SCOTT CITY One of four family members killed Friday in a plane crash north of Topeka is being remembered as an up-and-coming leader in Scott City, where he was a Scott County commissioner and member of several community boards.
Dylan Spencer, 35, of Scott City, was piloting a small plane when it crashed into a muddy field three miles north of Topeka. His wife, Amy, 34, and their two daughters, 7-year-old Chase and 5-year-old Ansley, also died in the crash. They were on their way to visit Amy Spencer’s family near Topeka to celebrate Easter.
On Kansas Highway 4, near the dirt road leading to the crash site, four crosses — two with stuffed Easter bunnies — memorialized the Spencer family.
“He was a young person that was very active in the community,” Larry Hoeme, a Scott County commissioner, said of Dylan Spencer. “He is one that will be missed for years to come. He was one of the young leaders of the community. It’s devastating.”
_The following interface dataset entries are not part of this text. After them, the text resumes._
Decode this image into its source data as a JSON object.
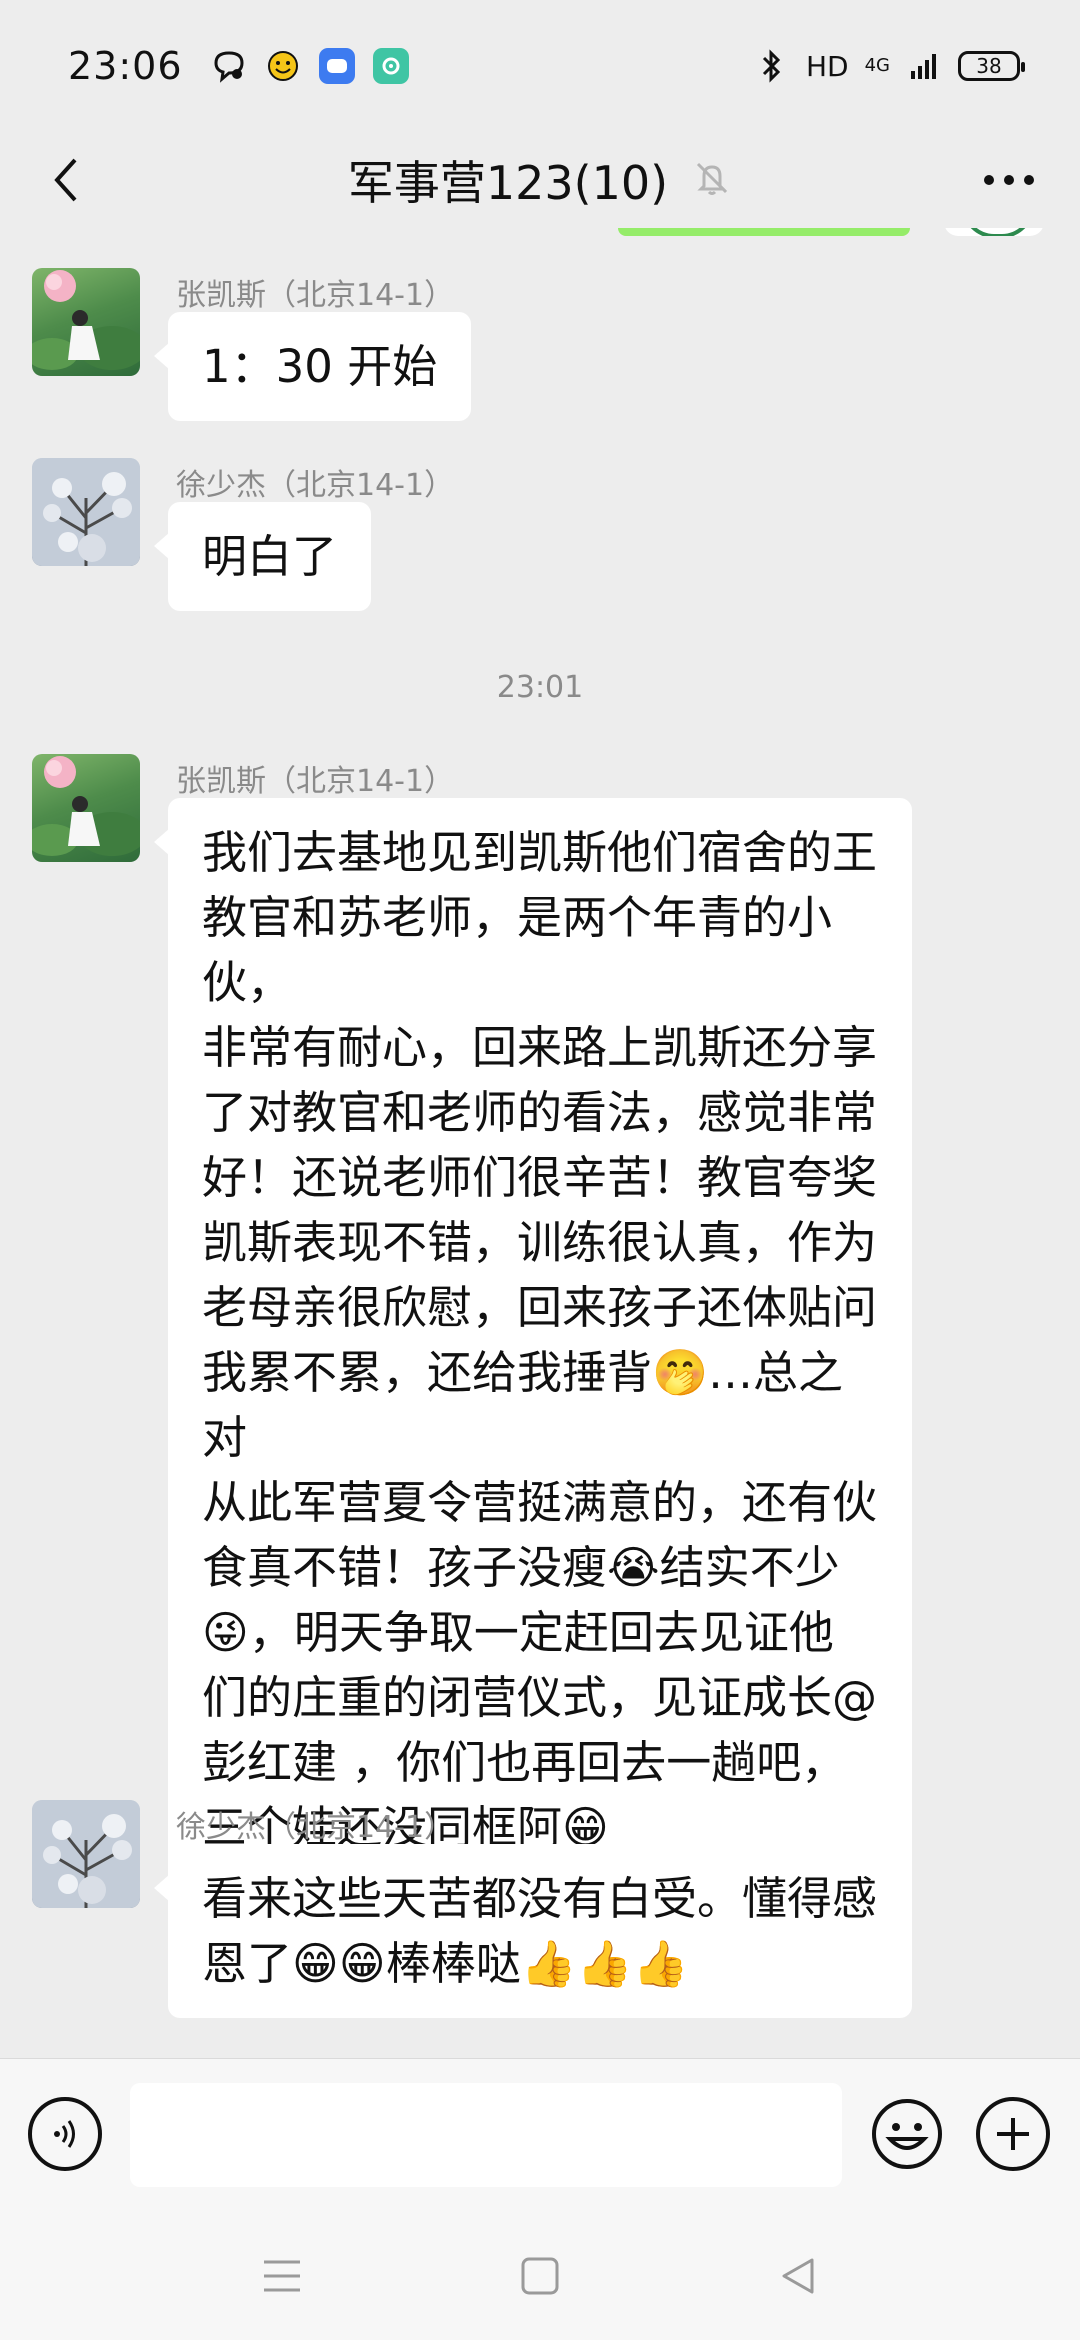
{
  "status_bar": {
    "time": "23:06",
    "network": "HD",
    "signal": "4G",
    "battery": "38",
    "icons": [
      "chat-bubble-icon",
      "emoji-face-icon",
      "blue-app-icon",
      "green-app-icon",
      "bluetooth-icon",
      "signal-bars-icon"
    ]
  },
  "header": {
    "title": "军事营123(10)",
    "muted_icon": "bell-muted-icon"
  },
  "messages": [
    {
      "sender": "张凯斯（北京14-1）",
      "avatar": "lotus-girl-avatar",
      "text": "1：30 开始"
    },
    {
      "sender": "徐少杰（北京14-1）",
      "avatar": "winter-tree-avatar",
      "text": "明白了"
    }
  ],
  "time_separator": "23:01",
  "long_message": {
    "sender": "张凯斯（北京14-1）",
    "avatar": "lotus-girl-avatar",
    "lines": [
      "我们去基地见到凯斯他们宿舍的王",
      "教官和苏老师，是两个年青的小伙，",
      "非常有耐心，回来路上凯斯还分享",
      "了对教官和老师的看法，感觉非常",
      "好！还说老师们很辛苦！教官夸奖",
      "凯斯表现不错，训练很认真，作为",
      "老母亲很欣慰，回来孩子还体贴问",
      "我累不累，还给我捶背🤭…总之对",
      "从此军营夏令营挺满意的，还有伙",
      "食真不错！孩子没瘦😭结实不少",
      "😜，明天争取一定赶回去见证他",
      "们的庄重的闭营仪式，见证成长@",
      "彭红建 ，你们也再回去一趟吧，",
      "三个娃还没同框阿😁"
    ]
  },
  "last_message": {
    "sender": "徐少杰（北京14-1）",
    "avatar": "winter-tree-avatar",
    "lines": [
      "看来这些天苦都没有白受。懂得感",
      "恩了😁😁棒棒哒👍👍👍"
    ]
  },
  "input_bar": {
    "placeholder": "",
    "icons": [
      "voice-icon",
      "emoji-icon",
      "plus-icon"
    ]
  },
  "nav_bar": {
    "icons": [
      "menu-icon",
      "home-square-icon",
      "back-triangle-icon"
    ]
  },
  "colors": {
    "background": "#ededed",
    "bubble": "#ffffff",
    "self_bubble": "#95ec69",
    "meta_text": "#8a8a8a"
  }
}
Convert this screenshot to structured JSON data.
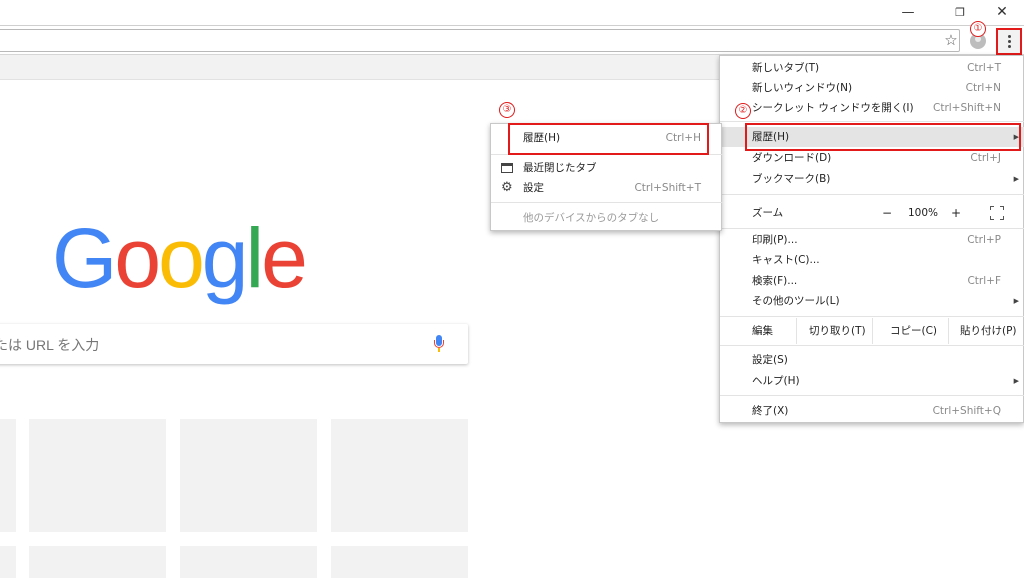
{
  "window": {
    "minimize_icon": "minimize-icon",
    "restore_icon": "restore-icon",
    "close_icon": "close-icon"
  },
  "toolbar": {
    "bookmark_icon": "star-icon",
    "profile_icon": "profile-icon",
    "menu_icon": "kebab-menu-icon"
  },
  "ntp": {
    "logo": [
      "G",
      "o",
      "o",
      "g",
      "l",
      "e"
    ],
    "search_placeholder": "たは URL を入力",
    "mic_icon": "mic-icon"
  },
  "menu": {
    "new_tab": {
      "label": "新しいタブ(T)",
      "shortcut": "Ctrl+T"
    },
    "new_window": {
      "label": "新しいウィンドウ(N)",
      "shortcut": "Ctrl+N"
    },
    "incognito": {
      "label": "シークレット ウィンドウを開く(I)",
      "shortcut": "Ctrl+Shift+N"
    },
    "history": {
      "label": "履歴(H)"
    },
    "downloads": {
      "label": "ダウンロード(D)",
      "shortcut": "Ctrl+J"
    },
    "bookmarks": {
      "label": "ブックマーク(B)"
    },
    "zoom": {
      "label": "ズーム",
      "minus": "−",
      "value": "100%",
      "plus": "+"
    },
    "print": {
      "label": "印刷(P)...",
      "shortcut": "Ctrl+P"
    },
    "cast": {
      "label": "キャスト(C)..."
    },
    "find": {
      "label": "検索(F)...",
      "shortcut": "Ctrl+F"
    },
    "more_tools": {
      "label": "その他のツール(L)"
    },
    "edit": {
      "label": "編集",
      "cut": "切り取り(T)",
      "copy": "コピー(C)",
      "paste": "貼り付け(P)"
    },
    "settings": {
      "label": "設定(S)"
    },
    "help": {
      "label": "ヘルプ(H)"
    },
    "exit": {
      "label": "終了(X)",
      "shortcut": "Ctrl+Shift+Q"
    }
  },
  "history_submenu": {
    "history": {
      "label": "履歴(H)",
      "shortcut": "Ctrl+H"
    },
    "recently_closed": {
      "label": "最近閉じたタブ"
    },
    "settings": {
      "label": "設定",
      "shortcut": "Ctrl+Shift+T"
    },
    "other_devices": {
      "label": "他のデバイスからのタブなし"
    }
  },
  "callouts": {
    "step1": "①",
    "step2": "②",
    "step3": "③"
  },
  "colors": {
    "callout": "#e21a1a",
    "google_blue": "#4285f4",
    "google_red": "#ea4335",
    "google_yellow": "#fbbc05",
    "google_green": "#34a853"
  }
}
Dylan Spencer spent more than three years as a member of the Scott City Commission and also was on the county economic development board and Scott City Municipal Airport board. Amy Spencer was a special education teacher in Scott City.
The Garden City Telegram reports that Dylan Spencer, who ran Spencer Pest Control, became involved in city and county government at a young age.
“The community has lost a tremendous asset with Dylan and his family,” Hoeme said.
Jefferson County Sheriff Jeff Herrig said Friday that based on a witness’ account, he believed the plane’s motor sputtered and then cut off before the crash. The plane left a long trail of debris in conditions so sloppy that emergency crews initially had trouble reaching the wreckage.
The plane was a Beechcraft Baron 58, tail number N580EA. According to data from the NTSB, that particular model has been involved in six crashes since 1977. Friday's incident was the first plane crash in Kansas this year. There were 20 plane accidents in the state last year — five of them fatal — including a July crash in Perry that killed two people.
Peter Knudson, a spokesman for the National Transportation Safety Board, which is investigating the crash, told The Associated Press on Saturday that preliminary indications are that both engines were producing power at the time of impact.
“There was no distress call,” Knudson said. “The pilot was in contact with air traffic control. The aircraft struck the ground in a left-wing, nose-low attitude at a high velocity and cartwheeled. That created an impact crater 21 feet long, and the entire debris field was 370 feet long by 100 feet wide.”
He said the engines ended up 4 to 5 feet below ground.
Weather conditions around Topeka were cool and damp, but there were no severe storms in the area when the plane went down.
At a news conference Saturday near the crash site, Timothy LeBaron, senior air safety investigator with the NTSB, said investigators spent Saturday collecting wreckage. A representative from Hawker Beechcraft was also expected to arrive Saturday evening to assist with the investigation.
A preliminary report should be available in about five days, but LeBaron said a complete report, and a definitive answer as to what caused the crash, may not be available for up to a year.
Reaction in the small, western Kansas farming community where the Spencers lived was swift as news of the tragedy unfolded heading into the weekend.
“I learned the news an hour ago,” Rep. Don Hineman of Dighton said late Friday. “I’ve known the family all my life. Dylan was a very, very ambitious and hard-working young man. Amy was involved in education. It’s just a tragedy.”
Jack Frick, also a Scott County commissioner, said Dylan Spencer was a strong businessman and great leader. He said the family was well-known throughout the community and were avid Kansas State fans.
Don Wells, superintendent in the Scott County School District, said Amy Spencer was a wonderful teacher.
“She had wonderful energy,” Wells said. “She was devoted to her students. She worked hard at it. Many times you’d find her sitting on the floor with her young students. We’ll miss her being around.”
Lane County farmer Vance Ehmke, who was a customer of Dylan Spencer’s business, said Spencer frequently visited his farm. Ehmke said Dylan Spencer had a “sense of ethics that made our generation feel good about turning things over to his generation.”
“Our family has known his parents, as well as Dylan and his family, forever,” Ehmke said. “We have the highest respect for them all. We are just crushed to hear of these deaths. Having kids of our own the same age as Dylan and his wife, it’s easy to put ourselves in Richard and Robin Spencer’s shoes. The last thing any parent wants to do is bury their children.”